The Hula Lesson
I was having a delightfully enjoyable time gracefully following the arm movements until a lady next to me, who had a measure of hula proficiency, decided to take it upon herself to give me her advice. “Rotate your hips,” she said sternly, “you need to move your hips, bend your knees, watch me.” The abruptness of her admonishment struck me with the feeling that I had personally sullied the hula dance. I didn’t say anything. It stopped me in my tracks and my concentration went as well. It took me a moment to regain my composure as I ignored her and let her words fly past me.
Is it Your Job to Fix Another Person?
Find out the underlying motivation you have to correct others or give them your opinion. Perhaps you are critical of yourself and find that you unconsciously criticize others. Observe the effect on others and the areas you are most critical about. What effect does your negative self-talk have on you? You may have a compulsive need to do things a certain way. Is there only one “right” way? Is it causing harm for others to do it their way? What need do you have to teach people your way? Let go of rigid adherence to specific ways of doing or thinking and see things from multiple perspectives. Allow others to make mistakes and allow yourself to learn new methods and experiences from them.
Even if you truly believe you know a better way of doing something giving advice that is not asked for is usually not welcome. Instead of being supportive, it often has the opposite effect of disheartening the receiver. When a person is having doubts about their ability, not only will they be reluctant to take your advice but they also may be inclined to stop trying to learn a new task. If you bluntly give advice or rashly take over a task from someone, you are making assumptions about their abilities and knowledge. It is dismissive and belittling. Being controlled feels disrespectful and will often bring up a reaction of anger and stubbornness.
Recently, I was in the grocery store and turned my cart into an aisle where an elderly gentleman was stooped over and shaking all over.

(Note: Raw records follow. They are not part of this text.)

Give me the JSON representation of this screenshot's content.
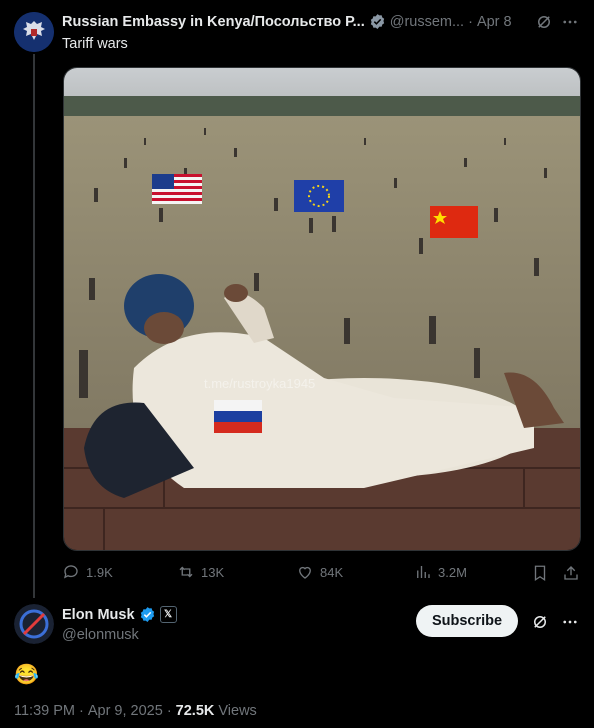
{
  "post": {
    "author_name": "Russian Embassy in Kenya/Посольство Р...",
    "handle": "@russem...",
    "separator": "·",
    "date": "Apr 8",
    "text": "Tariff wars",
    "watermark": "t.me/rustroyka1945",
    "actions": {
      "replies": "1.9K",
      "reposts": "13K",
      "likes": "84K",
      "views": "3.2M"
    }
  },
  "reply": {
    "author_name": "Elon Musk",
    "handle": "@elonmusk",
    "subscribe_label": "Subscribe",
    "text": "😂",
    "time": "11:39 PM",
    "date": "Apr 9, 2025",
    "views_count": "72.5K",
    "views_label": "Views",
    "separator": "·"
  },
  "colors": {
    "background": "#000000",
    "verified": "#1d9bf0",
    "muted": "#71767b"
  }
}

He looked weak and in trouble. Instead of rushing in, I stood there for a moment and just observed him. He had a portable oxygen tank and seemed to be breathing just fine, but his shaking worried me. I was thinking, “He looks like he needs help and no one else is around. What if he is having a heart attack?” I went up to him and asked, “Sir, are you alright, do you need help?” He turned and looked at me and replied, “No, thank you dear, I am fine.” His speech was clear and indicated his honest desire to be left alone. He did not need or want my help. Just then a woman came around the corner into the aisle and went up to him. I assume it was his wife. She had been gathering groceries while he waited. I was relieved and glad that I did not act hastily. He was in good hands and I did not infringe upon their privacy by asking the reason for his shaking. I respected his dignity by asking permission to assist and honoring his decision to decline.
When you ask permission, you are being thoughtful and helpful. You are keeping your ego in check while allowing the autonomy and freedom of another.
Respecting Yourself is the Antidote on the Receiving End
It may feel awkward but when you realize your value, you will be able to trust that setting appropriate boundaries is good for you and for your relationships. You will no longer attach to the pain of others and make it your own. Feeling upset or rejected from criticism and unwarranted advice will be a thing of the past.
Whether you are on the giving end of unsolicited advice or on the receiving end, realize that your self-esteem is involved. When you have healthy esteem you show respect for others and know that you deserve respect from others.